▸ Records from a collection
***

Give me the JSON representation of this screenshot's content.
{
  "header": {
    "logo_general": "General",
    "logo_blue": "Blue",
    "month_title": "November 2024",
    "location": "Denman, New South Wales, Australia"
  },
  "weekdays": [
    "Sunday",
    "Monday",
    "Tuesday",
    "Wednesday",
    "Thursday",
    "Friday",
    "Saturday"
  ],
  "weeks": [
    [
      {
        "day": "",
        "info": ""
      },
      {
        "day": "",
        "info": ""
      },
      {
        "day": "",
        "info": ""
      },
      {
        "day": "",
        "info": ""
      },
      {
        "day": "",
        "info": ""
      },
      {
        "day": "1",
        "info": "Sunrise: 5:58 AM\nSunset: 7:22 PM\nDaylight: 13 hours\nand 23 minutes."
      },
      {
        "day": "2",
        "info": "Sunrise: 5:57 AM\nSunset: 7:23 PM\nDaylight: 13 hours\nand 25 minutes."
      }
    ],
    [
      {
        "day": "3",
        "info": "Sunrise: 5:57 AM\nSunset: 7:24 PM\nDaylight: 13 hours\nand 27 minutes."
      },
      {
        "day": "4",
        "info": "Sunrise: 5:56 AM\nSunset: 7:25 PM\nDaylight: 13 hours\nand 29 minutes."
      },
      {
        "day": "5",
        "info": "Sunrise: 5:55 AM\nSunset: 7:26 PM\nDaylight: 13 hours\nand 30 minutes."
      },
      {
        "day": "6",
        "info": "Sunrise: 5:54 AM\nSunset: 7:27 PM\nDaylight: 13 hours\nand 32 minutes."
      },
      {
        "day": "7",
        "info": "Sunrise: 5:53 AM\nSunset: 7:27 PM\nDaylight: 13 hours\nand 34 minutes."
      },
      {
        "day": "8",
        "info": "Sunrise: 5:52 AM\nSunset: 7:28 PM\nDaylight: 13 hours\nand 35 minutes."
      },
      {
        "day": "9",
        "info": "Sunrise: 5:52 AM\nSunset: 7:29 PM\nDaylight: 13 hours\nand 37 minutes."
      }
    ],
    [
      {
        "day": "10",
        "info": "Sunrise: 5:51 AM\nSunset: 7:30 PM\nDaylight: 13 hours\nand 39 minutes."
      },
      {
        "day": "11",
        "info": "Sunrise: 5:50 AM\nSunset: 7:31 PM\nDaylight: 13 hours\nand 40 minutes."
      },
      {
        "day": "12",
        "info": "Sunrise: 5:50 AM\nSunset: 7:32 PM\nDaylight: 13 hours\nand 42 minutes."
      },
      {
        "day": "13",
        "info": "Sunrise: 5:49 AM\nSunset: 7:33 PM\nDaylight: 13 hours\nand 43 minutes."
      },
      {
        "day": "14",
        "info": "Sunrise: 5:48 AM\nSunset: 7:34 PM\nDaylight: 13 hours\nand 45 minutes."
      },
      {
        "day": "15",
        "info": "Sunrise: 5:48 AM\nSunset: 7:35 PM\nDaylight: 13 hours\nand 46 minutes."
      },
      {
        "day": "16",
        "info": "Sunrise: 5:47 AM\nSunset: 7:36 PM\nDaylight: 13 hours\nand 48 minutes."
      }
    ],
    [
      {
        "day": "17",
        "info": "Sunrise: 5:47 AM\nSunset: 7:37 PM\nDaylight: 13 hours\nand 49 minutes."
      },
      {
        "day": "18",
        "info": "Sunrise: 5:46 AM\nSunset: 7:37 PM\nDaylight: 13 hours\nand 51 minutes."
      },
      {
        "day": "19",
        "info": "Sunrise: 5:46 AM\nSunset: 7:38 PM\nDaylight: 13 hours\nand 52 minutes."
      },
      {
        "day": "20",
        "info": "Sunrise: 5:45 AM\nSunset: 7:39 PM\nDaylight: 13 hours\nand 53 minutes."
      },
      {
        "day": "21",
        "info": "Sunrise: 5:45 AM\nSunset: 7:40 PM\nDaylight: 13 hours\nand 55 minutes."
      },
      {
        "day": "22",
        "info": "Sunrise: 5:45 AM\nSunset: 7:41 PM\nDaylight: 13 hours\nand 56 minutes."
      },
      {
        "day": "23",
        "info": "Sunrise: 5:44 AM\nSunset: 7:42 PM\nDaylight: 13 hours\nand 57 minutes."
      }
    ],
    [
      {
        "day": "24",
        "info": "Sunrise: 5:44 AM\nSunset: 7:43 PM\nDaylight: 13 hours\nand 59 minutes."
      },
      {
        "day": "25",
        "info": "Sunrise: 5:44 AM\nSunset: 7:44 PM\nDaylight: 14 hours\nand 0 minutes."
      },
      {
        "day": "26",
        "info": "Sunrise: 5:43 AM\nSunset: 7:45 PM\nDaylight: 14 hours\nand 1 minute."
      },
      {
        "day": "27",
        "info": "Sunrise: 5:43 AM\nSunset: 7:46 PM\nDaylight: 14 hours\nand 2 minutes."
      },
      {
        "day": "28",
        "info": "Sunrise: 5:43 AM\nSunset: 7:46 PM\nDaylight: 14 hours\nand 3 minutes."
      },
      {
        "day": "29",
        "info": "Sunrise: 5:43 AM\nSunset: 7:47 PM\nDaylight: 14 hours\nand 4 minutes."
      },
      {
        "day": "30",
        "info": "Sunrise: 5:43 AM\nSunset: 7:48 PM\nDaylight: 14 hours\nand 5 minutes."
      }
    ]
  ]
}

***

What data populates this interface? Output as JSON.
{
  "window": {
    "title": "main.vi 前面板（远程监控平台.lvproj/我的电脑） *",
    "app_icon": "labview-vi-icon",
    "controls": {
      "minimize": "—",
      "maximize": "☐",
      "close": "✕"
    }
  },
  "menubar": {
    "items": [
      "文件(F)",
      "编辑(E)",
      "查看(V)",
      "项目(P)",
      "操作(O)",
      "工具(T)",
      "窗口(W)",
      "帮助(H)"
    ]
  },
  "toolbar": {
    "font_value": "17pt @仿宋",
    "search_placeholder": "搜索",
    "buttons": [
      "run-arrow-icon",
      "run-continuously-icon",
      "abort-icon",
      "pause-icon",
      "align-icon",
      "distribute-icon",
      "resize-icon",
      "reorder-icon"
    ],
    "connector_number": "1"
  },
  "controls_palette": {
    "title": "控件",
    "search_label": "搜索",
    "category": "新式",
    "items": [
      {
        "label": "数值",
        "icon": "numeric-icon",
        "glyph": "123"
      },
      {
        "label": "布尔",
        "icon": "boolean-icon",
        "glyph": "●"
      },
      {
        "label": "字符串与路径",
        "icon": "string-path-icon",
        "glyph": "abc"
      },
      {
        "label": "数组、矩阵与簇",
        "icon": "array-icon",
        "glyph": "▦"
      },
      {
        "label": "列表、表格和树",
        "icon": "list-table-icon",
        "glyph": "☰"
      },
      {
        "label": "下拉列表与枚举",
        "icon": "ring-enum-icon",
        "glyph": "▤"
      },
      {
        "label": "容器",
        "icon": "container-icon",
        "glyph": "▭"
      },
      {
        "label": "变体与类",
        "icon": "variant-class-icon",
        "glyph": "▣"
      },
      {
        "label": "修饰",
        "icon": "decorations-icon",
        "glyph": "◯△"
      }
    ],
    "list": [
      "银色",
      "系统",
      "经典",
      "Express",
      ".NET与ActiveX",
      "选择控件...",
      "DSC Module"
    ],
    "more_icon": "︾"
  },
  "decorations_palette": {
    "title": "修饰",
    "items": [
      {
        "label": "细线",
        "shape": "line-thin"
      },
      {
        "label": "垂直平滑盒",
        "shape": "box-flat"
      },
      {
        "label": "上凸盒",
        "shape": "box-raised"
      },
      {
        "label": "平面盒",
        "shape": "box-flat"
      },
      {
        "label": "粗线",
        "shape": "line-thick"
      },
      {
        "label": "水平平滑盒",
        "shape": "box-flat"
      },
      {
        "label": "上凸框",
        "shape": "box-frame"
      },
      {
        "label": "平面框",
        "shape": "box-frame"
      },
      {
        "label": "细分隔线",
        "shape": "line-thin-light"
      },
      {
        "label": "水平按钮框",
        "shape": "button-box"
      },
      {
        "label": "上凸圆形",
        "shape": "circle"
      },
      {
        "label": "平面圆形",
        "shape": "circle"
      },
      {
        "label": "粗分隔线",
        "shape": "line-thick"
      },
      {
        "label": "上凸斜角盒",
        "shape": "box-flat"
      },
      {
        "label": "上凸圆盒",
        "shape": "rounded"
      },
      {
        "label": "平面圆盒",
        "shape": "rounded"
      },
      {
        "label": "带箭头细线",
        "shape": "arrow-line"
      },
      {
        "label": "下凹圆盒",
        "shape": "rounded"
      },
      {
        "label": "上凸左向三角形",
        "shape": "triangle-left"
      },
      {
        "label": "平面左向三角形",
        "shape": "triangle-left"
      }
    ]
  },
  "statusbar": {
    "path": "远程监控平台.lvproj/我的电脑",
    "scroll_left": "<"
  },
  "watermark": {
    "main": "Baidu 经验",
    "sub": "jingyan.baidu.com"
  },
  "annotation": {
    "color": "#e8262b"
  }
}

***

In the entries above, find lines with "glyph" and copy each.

        "glyph": "123"
        "glyph": "●"
        "glyph": "abc"
        "glyph": "▦"
        "glyph": "☰"
        "glyph": "▤"
        "glyph": "▭"
        "glyph": "▣"
        "glyph": "◯△"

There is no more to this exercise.